Assignment:
Give the listing below again in full, exactly as written.

Stored data:
====
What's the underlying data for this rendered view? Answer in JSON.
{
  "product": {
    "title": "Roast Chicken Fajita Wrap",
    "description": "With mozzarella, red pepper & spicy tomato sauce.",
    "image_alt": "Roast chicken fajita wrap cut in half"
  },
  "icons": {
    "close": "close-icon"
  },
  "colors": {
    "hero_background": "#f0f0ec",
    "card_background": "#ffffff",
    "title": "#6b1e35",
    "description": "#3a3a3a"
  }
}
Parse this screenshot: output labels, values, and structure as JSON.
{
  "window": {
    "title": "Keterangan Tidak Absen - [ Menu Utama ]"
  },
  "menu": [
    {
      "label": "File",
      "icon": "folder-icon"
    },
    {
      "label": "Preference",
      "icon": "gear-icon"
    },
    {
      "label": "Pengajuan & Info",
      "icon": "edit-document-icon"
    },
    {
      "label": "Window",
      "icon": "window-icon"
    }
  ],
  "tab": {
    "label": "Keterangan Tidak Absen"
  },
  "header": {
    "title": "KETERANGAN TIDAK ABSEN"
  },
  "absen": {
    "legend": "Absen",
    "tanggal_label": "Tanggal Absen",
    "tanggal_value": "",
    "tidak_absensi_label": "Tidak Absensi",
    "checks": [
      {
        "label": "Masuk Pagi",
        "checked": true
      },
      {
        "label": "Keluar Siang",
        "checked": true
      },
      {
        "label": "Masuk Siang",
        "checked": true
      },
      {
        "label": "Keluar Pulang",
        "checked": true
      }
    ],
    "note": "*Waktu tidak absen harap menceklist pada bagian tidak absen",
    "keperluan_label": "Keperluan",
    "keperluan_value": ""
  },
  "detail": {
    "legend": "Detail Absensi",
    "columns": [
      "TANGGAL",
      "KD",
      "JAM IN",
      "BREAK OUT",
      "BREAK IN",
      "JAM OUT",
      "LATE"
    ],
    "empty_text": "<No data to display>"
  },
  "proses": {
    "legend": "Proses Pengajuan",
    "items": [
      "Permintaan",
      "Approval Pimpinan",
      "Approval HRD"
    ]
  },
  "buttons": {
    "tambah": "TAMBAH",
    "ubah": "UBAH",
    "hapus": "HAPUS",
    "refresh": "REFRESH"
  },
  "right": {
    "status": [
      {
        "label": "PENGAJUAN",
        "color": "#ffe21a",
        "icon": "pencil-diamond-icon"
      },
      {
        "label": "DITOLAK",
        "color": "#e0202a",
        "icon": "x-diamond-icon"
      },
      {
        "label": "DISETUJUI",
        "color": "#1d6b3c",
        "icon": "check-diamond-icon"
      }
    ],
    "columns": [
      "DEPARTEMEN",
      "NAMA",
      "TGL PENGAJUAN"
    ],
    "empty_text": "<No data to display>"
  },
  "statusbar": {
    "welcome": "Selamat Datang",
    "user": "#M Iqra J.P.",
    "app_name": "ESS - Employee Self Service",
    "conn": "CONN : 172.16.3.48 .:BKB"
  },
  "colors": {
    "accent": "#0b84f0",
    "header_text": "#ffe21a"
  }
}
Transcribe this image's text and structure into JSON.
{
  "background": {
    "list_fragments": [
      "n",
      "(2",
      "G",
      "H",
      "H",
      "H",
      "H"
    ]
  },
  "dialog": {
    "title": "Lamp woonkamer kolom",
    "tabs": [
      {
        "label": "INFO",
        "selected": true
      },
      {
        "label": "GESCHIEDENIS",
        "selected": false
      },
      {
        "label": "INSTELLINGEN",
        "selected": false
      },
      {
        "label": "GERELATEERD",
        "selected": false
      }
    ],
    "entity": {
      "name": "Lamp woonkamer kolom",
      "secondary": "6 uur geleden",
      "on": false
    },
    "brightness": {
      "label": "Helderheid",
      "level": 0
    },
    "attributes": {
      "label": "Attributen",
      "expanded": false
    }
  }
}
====
Expected output:
What's the underlying data for this rendered view? Answer in JSON.
{
  "product": {
    "title": "Roast Chicken Fajita Wrap",
    "description": "With mozzarella, red pepper & spicy tomato sauce.",
    "image_alt": "Roast chicken fajita wrap cut in half"
  },
  "icons": {
    "close": "close-icon"
  },
  "colors": {
    "hero_background": "#f0f0ec",
    "card_background": "#ffffff",
    "title": "#6b1e35",
    "description": "#3a3a3a"
  }
}
Parse this screenshot: output labels, values, and structure as JSON.
{
  "window": {
    "title": "Keterangan Tidak Absen - [ Menu Utama ]"
  },
  "menu": [
    {
      "label": "File",
      "icon": "folder-icon"
    },
    {
      "label": "Preference",
      "icon": "gear-icon"
    },
    {
      "label": "Pengajuan & Info",
      "icon": "edit-document-icon"
    },
    {
      "label": "Window",
      "icon": "window-icon"
    }
  ],
  "tab": {
    "label": "Keterangan Tidak Absen"
  },
  "header": {
    "title": "KETERANGAN TIDAK ABSEN"
  },
  "absen": {
    "legend": "Absen",
    "tanggal_label": "Tanggal Absen",
    "tanggal_value": "",
    "tidak_absensi_label": "Tidak Absensi",
    "checks": [
      {
        "label": "Masuk Pagi",
        "checked": true
      },
      {
        "label": "Keluar Siang",
        "checked": true
      },
      {
        "label": "Masuk Siang",
        "checked": true
      },
      {
        "label": "Keluar Pulang",
        "checked": true
      }
    ],
    "note": "*Waktu tidak absen harap menceklist pada bagian tidak absen",
    "keperluan_label": "Keperluan",
    "keperluan_value": ""
  },
  "detail": {
    "legend": "Detail Absensi",
    "columns": [
      "TANGGAL",
      "KD",
      "JAM IN",
      "BREAK OUT",
      "BREAK IN",
      "JAM OUT",
      "LATE"
    ],
    "empty_text": "<No data to display>"
  },
  "proses": {
    "legend": "Proses Pengajuan",
    "items": [
      "Permintaan",
      "Approval Pimpinan",
      "Approval HRD"
    ]
  },
  "buttons": {
    "tambah": "TAMBAH",
    "ubah": "UBAH",
    "hapus": "HAPUS",
    "refresh": "REFRESH"
  },
  "right": {
    "status": [
      {
        "label": "PENGAJUAN",
        "color": "#ffe21a",
        "icon": "pencil-diamond-icon"
      },
      {
        "label": "DITOLAK",
        "color": "#e0202a",
        "icon": "x-diamond-icon"
      },
      {
        "label": "DISETUJUI",
        "color": "#1d6b3c",
        "icon": "check-diamond-icon"
      }
    ],
    "columns": [
      "DEPARTEMEN",
      "NAMA",
      "TGL PENGAJUAN"
    ],
    "empty_text": "<No data to display>"
  },
  "statusbar": {
    "welcome": "Selamat Datang",
    "user": "#M Iqra J.P.",
    "app_name": "ESS - Employee Self Service",
    "conn": "CONN : 172.16.3.48 .:BKB"
  },
  "colors": {
    "accent": "#0b84f0",
    "header_text": "#ffe21a"
  }
}
Transcribe this image's text and structure into JSON.
{
  "background": {
    "list_fragments": [
      "n",
      "(2",
      "G",
      "H",
      "H",
      "H",
      "H"
    ]
  },
  "dialog": {
    "title": "Lamp woonkamer kolom",
    "tabs": [
      {
        "label": "INFO",
        "selected": true
      },
      {
        "label": "GESCHIEDENIS",
        "selected": false
      },
      {
        "label": "INSTELLINGEN",
        "selected": false
      },
      {
        "label": "GERELATEERD",
        "selected": false
      }
    ],
    "entity": {
      "name": "Lamp woonkamer kolom",
      "secondary": "6 uur geleden",
      "on": false
    },
    "brightness": {
      "label": "Helderheid",
      "level": 0
    },
    "attributes": {
      "label": "Attributen",
      "expanded": false
    }
  }
}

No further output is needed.